§ **Items from a dataset**:
%%

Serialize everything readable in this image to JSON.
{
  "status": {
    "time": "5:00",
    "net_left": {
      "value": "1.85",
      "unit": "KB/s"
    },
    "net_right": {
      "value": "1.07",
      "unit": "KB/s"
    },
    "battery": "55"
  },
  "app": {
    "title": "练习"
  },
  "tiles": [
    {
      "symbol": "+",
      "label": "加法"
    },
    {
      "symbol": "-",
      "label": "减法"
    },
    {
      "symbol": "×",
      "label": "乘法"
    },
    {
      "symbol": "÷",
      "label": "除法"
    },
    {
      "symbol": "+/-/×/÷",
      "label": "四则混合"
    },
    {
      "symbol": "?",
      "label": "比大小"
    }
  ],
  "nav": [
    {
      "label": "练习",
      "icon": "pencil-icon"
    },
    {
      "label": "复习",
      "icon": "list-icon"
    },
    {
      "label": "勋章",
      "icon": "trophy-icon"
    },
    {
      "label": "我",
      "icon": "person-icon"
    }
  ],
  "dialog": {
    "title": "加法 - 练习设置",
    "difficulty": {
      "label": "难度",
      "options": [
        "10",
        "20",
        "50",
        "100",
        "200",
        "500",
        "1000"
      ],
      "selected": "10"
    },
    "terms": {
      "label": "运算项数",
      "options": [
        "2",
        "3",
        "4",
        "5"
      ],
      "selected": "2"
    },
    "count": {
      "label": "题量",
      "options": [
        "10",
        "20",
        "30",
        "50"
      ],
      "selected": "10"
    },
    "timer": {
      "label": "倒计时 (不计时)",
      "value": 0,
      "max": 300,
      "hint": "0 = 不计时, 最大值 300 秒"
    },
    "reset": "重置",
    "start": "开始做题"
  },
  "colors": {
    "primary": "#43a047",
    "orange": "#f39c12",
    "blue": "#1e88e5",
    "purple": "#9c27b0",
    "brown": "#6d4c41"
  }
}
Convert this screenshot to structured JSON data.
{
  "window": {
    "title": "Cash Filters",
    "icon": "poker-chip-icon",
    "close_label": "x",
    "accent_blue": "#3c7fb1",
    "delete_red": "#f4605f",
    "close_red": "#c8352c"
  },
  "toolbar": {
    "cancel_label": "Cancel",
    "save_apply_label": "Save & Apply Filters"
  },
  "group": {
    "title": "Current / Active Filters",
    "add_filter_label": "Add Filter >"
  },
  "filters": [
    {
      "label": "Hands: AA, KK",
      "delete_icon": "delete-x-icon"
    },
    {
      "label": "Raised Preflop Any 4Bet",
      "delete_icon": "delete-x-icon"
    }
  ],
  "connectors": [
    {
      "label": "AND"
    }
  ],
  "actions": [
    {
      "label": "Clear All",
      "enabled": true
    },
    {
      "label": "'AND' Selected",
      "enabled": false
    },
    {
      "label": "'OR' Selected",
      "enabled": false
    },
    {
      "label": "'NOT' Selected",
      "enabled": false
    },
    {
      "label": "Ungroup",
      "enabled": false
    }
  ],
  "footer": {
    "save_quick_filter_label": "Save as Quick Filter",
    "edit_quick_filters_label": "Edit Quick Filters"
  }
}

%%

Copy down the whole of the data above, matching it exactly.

§ **WRITTEN ANSWER**:
Serialize everything readable in this image to JSON.
{
  "status": {
    "time": "5:00",
    "net_left": {
      "value": "1.85",
      "unit": "KB/s"
    },
    "net_right": {
      "value": "1.07",
      "unit": "KB/s"
    },
    "battery": "55"
  },
  "app": {
    "title": "练习"
  },
  "tiles": [
    {
      "symbol": "+",
      "label": "加法"
    },
    {
      "symbol": "-",
      "label": "减法"
    },
    {
      "symbol": "×",
      "label": "乘法"
    },
    {
      "symbol": "÷",
      "label": "除法"
    },
    {
      "symbol": "+/-/×/÷",
      "label": "四则混合"
    },
    {
      "symbol": "?",
      "label": "比大小"
    }
  ],
  "nav": [
    {
      "label": "练习",
      "icon": "pencil-icon"
    },
    {
      "label": "复习",
      "icon": "list-icon"
    },
    {
      "label": "勋章",
      "icon": "trophy-icon"
    },
    {
      "label": "我",
      "icon": "person-icon"
    }
  ],
  "dialog": {
    "title": "加法 - 练习设置",
    "difficulty": {
      "label": "难度",
      "options": [
        "10",
        "20",
        "50",
        "100",
        "200",
        "500",
        "1000"
      ],
      "selected": "10"
    },
    "terms": {
      "label": "运算项数",
      "options": [
        "2",
        "3",
        "4",
        "5"
      ],
      "selected": "2"
    },
    "count": {
      "label": "题量",
      "options": [
        "10",
        "20",
        "30",
        "50"
      ],
      "selected": "10"
    },
    "timer": {
      "label": "倒计时 (不计时)",
      "value": 0,
      "max": 300,
      "hint": "0 = 不计时, 最大值 300 秒"
    },
    "reset": "重置",
    "start": "开始做题"
  },
  "colors": {
    "primary": "#43a047",
    "orange": "#f39c12",
    "blue": "#1e88e5",
    "purple": "#9c27b0",
    "brown": "#6d4c41"
  }
}
Convert this screenshot to structured JSON data.
{
  "window": {
    "title": "Cash Filters",
    "icon": "poker-chip-icon",
    "close_label": "x",
    "accent_blue": "#3c7fb1",
    "delete_red": "#f4605f",
    "close_red": "#c8352c"
  },
  "toolbar": {
    "cancel_label": "Cancel",
    "save_apply_label": "Save & Apply Filters"
  },
  "group": {
    "title": "Current / Active Filters",
    "add_filter_label": "Add Filter >"
  },
  "filters": [
    {
      "label": "Hands: AA, KK",
      "delete_icon": "delete-x-icon"
    },
    {
      "label": "Raised Preflop Any 4Bet",
      "delete_icon": "delete-x-icon"
    }
  ],
  "connectors": [
    {
      "label": "AND"
    }
  ],
  "actions": [
    {
      "label": "Clear All",
      "enabled": true
    },
    {
      "label": "'AND' Selected",
      "enabled": false
    },
    {
      "label": "'OR' Selected",
      "enabled": false
    },
    {
      "label": "'NOT' Selected",
      "enabled": false
    },
    {
      "label": "Ungroup",
      "enabled": false
    }
  ],
  "footer": {
    "save_quick_filter_label": "Save as Quick Filter",
    "edit_quick_filters_label": "Edit Quick Filters"
  }
}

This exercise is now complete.